[[ Records open ]]

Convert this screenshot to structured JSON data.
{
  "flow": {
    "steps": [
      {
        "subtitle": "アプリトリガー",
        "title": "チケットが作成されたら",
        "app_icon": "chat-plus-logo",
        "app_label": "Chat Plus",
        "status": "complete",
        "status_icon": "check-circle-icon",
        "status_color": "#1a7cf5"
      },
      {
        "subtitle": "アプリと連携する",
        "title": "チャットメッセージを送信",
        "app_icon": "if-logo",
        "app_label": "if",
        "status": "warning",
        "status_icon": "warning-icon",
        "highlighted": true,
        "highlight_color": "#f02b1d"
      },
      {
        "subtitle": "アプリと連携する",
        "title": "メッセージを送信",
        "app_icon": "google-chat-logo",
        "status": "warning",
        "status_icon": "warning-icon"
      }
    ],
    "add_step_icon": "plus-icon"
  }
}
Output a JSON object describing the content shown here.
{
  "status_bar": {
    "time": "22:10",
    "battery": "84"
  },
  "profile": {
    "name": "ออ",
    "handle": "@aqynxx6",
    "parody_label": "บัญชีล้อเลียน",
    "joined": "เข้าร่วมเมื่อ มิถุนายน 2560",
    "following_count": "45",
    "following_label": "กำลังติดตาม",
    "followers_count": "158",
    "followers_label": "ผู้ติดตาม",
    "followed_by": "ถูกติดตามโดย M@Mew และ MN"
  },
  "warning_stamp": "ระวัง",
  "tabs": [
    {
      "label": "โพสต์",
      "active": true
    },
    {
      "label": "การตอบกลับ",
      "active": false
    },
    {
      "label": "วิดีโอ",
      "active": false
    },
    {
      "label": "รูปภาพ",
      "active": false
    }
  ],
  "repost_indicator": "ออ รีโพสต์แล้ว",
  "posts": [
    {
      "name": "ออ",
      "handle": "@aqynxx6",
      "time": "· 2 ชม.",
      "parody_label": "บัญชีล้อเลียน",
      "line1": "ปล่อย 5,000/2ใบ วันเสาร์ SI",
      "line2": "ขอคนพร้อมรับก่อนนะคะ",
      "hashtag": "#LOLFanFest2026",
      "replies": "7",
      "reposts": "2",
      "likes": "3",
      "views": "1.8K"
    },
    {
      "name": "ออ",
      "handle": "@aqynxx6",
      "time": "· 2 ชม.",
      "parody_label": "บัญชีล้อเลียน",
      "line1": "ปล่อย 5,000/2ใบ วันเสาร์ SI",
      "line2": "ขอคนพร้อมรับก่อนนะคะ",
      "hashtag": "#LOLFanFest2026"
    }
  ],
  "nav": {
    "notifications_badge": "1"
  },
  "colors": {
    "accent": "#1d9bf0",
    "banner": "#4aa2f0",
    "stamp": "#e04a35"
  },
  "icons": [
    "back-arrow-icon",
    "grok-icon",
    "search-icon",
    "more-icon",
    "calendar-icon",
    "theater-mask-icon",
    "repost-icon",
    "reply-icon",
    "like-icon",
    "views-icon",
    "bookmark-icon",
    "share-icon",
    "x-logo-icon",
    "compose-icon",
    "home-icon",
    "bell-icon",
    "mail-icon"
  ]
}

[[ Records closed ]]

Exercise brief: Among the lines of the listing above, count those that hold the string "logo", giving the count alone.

Written solution: 4